In other words, married men watch less internet porn. They also read fewer financial, sports or news websites, but to a lesser extent.
From this rather benign observation, the researchers concluded that internet porn is actually causing a decline in marriage (again from the Washington Post).
The reason, Malcolm explains, is likely tied to the relationship between marriage and sexual gratification. If pornography is viewed as a means of alternative sexual gratification, then it could be undercutting the need for marriages to serve this function, at the very least during a younger age. Think of it as a milder form of premarital sex.
I’ll admit, I can’t discern exactly how they made that giant and illogical leap into the abyss, but there appears to have been a good deal of math involved.
Enter the Much-Needed Voice of Reason.
Describing Malcolm and Naufal’s arguments for a causal link between internet pornography and declining marriage rates as “pure bunk,” Weissmann offers this comfortingly cogent explanation of the flaw:
To test causation, the authors picked two instruments. The first was the subject’s father’s level of education, which meant to show if time spent on the Internet affected men’s chances of getting married. The second instrument was whether they lived an urban area, which was supposedly meant to show if porn use itself influenced marriage. The authors reasoned that the sons of educated fathers would be exposed to more technology as children, so they would be more likely to use the Internet as adults. They figured that cities have better online infrastructure, so urbanites would be more likely to use porn.

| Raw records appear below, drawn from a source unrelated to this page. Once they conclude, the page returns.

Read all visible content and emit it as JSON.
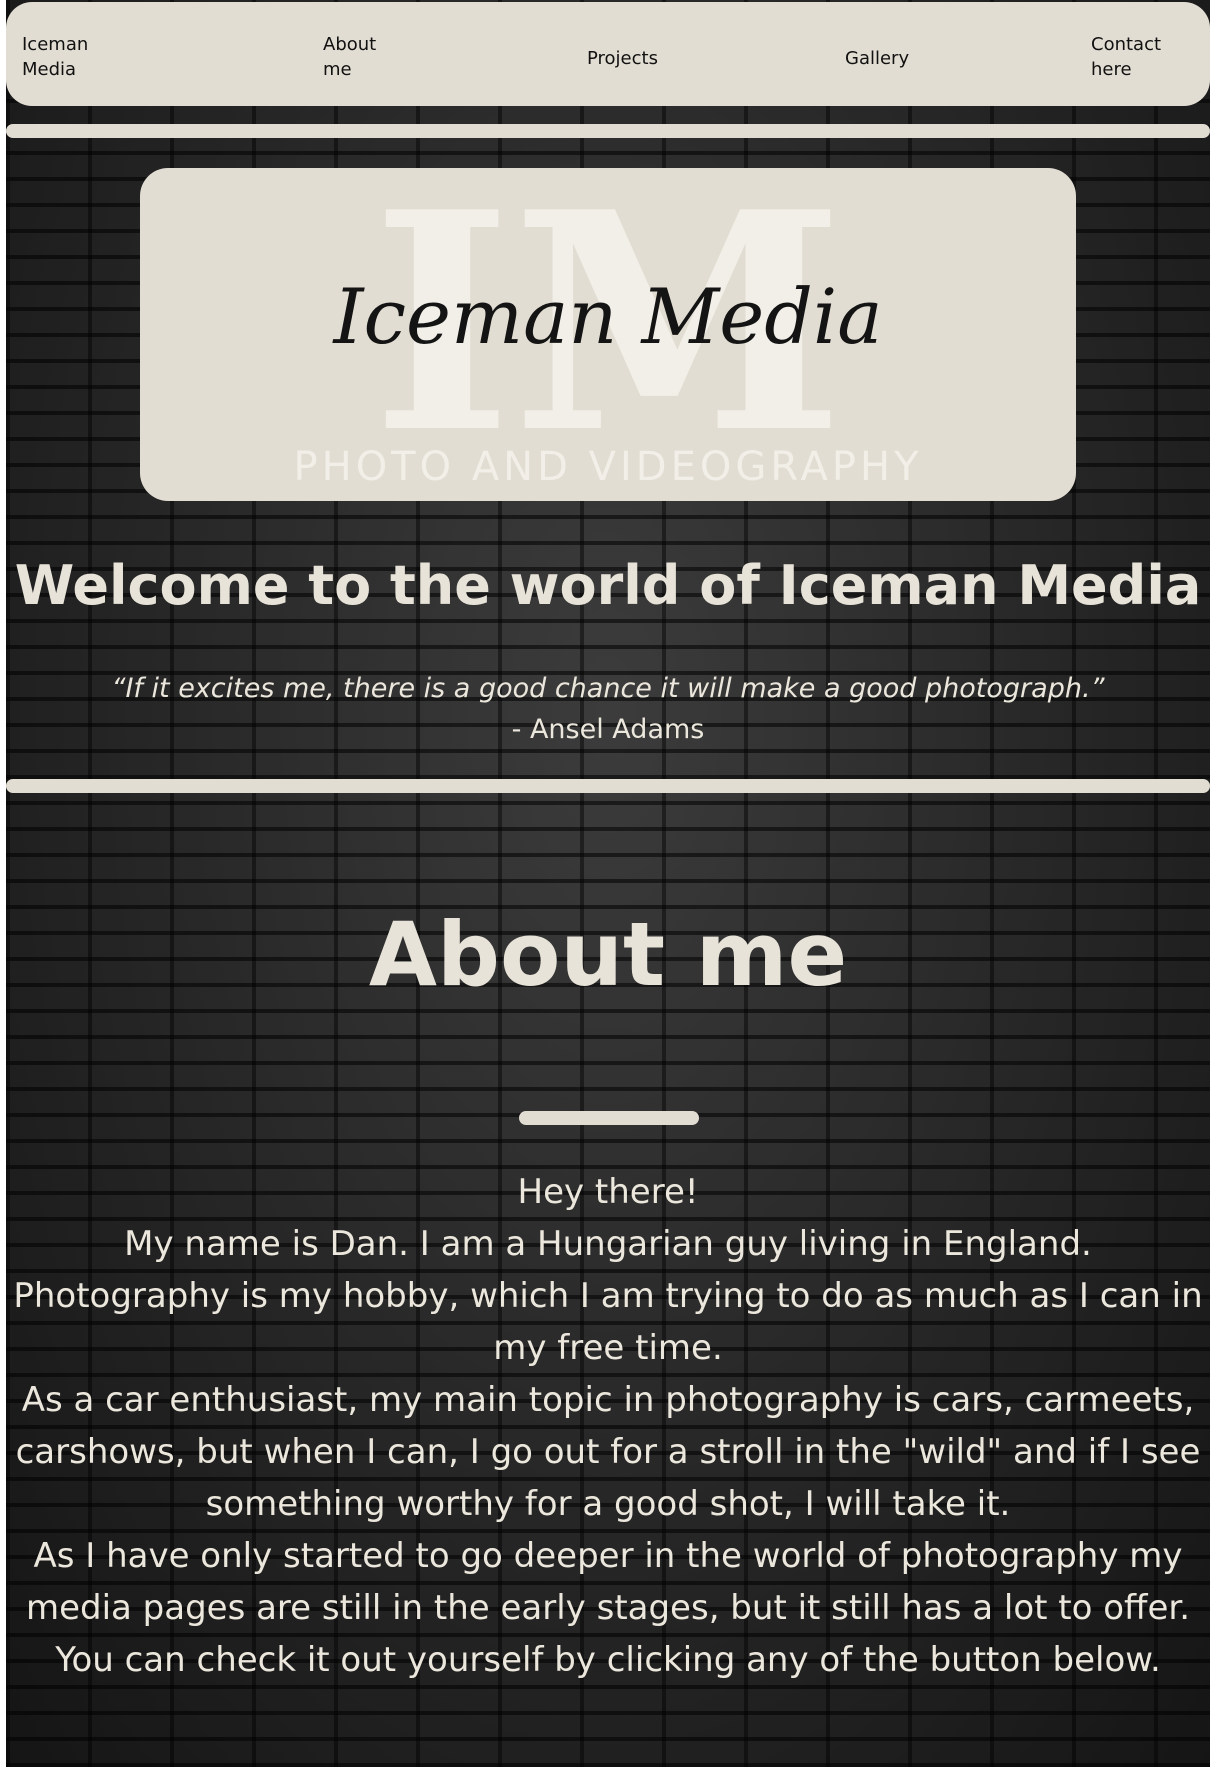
{
  "nav": {
    "brand": "Iceman Media",
    "about": "About me",
    "projects": "Projects",
    "gallery": "Gallery",
    "contact": "Contact here"
  },
  "logo": {
    "monogram": "IM",
    "script_text": "Iceman Media",
    "tagline": "PHOTO AND VIDEOGRAPHY"
  },
  "hero": {
    "title": "Welcome to the world of Iceman Media",
    "quote": "“If it excites me, there is a good chance it will make a good photograph.”",
    "author": "- Ansel Adams"
  },
  "about": {
    "title": "About me",
    "paragraphs": [
      "Hey there!",
      "My name is Dan. I am a Hungarian guy living in England.",
      "Photography is my hobby, which I am trying to do as much as I can in my free time.",
      "As a car enthusiast, my main topic in photography is cars, carmeets, carshows, but when I can, I go out for a stroll in the \"wild\" and if I see something worthy for a good shot, I will take it.",
      "As I have only started to go deeper in the world of photography my media pages are still in the early stages, but it still has a lot to offer.",
      "You can check it out yourself by clicking any of the button below."
    ]
  },
  "colors": {
    "accent": "#e2ddd2",
    "text_light": "#ece7dc",
    "nav_text": "#111111",
    "background": "#262626"
  }
}
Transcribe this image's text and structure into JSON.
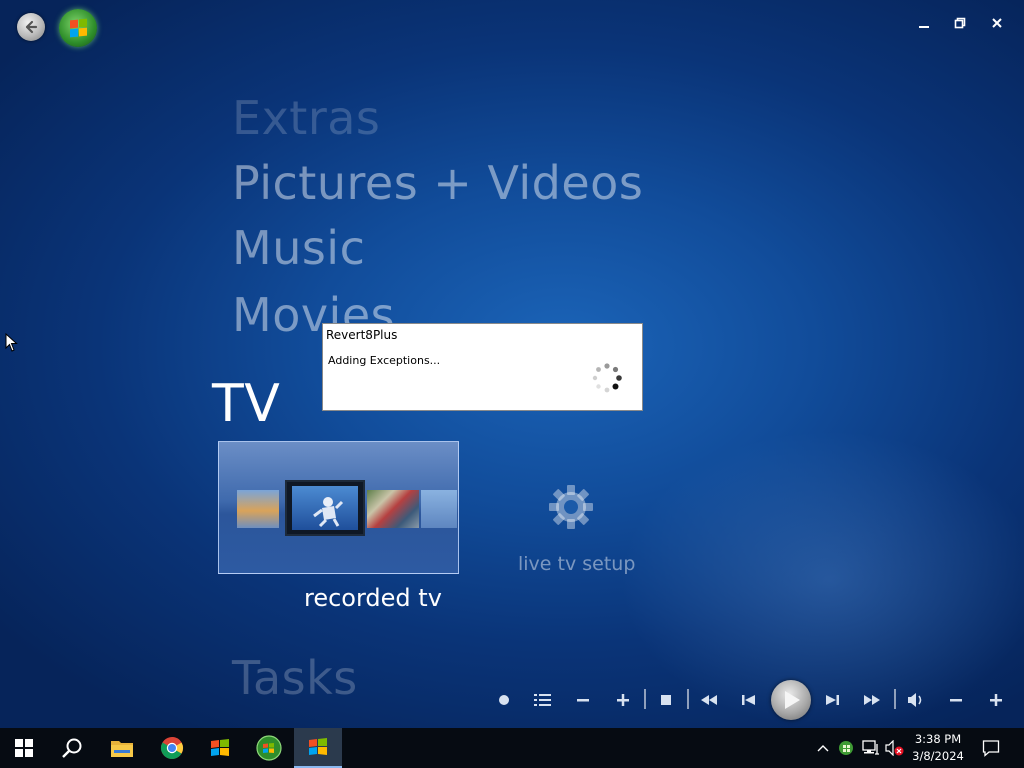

Does that reasoning sound strange to you? It is. The problem is that there are lots and lots of other ways, aside from Internet or porn usage, that having an educated dad or living in a city could change your propensity to get married. People who live in major metro areas have lots of dating options and might not want to settle down. College-educated parents often teach kids to put their careers before their love lives. Malcolm and Naufal basically admit all of this in their paper. But, then they plead for leniency, writing: “Nevertheless, better instruments are not available in the dataset.” In other words, “Well, it’s all we got.”
But what they’ve got is meaningless, because, again, the instruments they chose could affect marriage rates in any number of manners.
Weissmann also points out that the studies’ “findings” could just have easily been labeled: Reading Forbes.com will Leave You a Lonely Spinster or HuffPost is Designed to Ensure Your Parents Die Without Grandchildren. But, of course, they weren’t, because men and porn get way more retweets.
Twitter has ruined science.
But I’m particularly bothered by this post because marriage rates are declining. It’s a real thing. And blaming porn (or the internet in general) ignores a very real area of social change.
What if, instead, we talked about the barriers (real or perceived) facing 18 to 35 year olds who want to marry: student loan debt, the 2008 recession, unemployment rates, stagnant earnings, and increasing income inequality (just for starters)? What if we took seriously that this generation (my generation) is marrying less and later than any before it, and stopped to ask ourselves why and if that’s really a problem.
So, if I could assign penance to WaPo, it would be this.
Do a real article on marriage that takes seriously the fundamentally different reality millennials face as they enter relationships and marriage. And try to deal honestly with what that means for a social, cultural and legal landscape that has operated around the assumption of the “marital family” for several hundred years. Take seriously the fact that families are changing in real and fundamental ways, and both the causes and the effects of that change are more important than your web traffic.
That is all.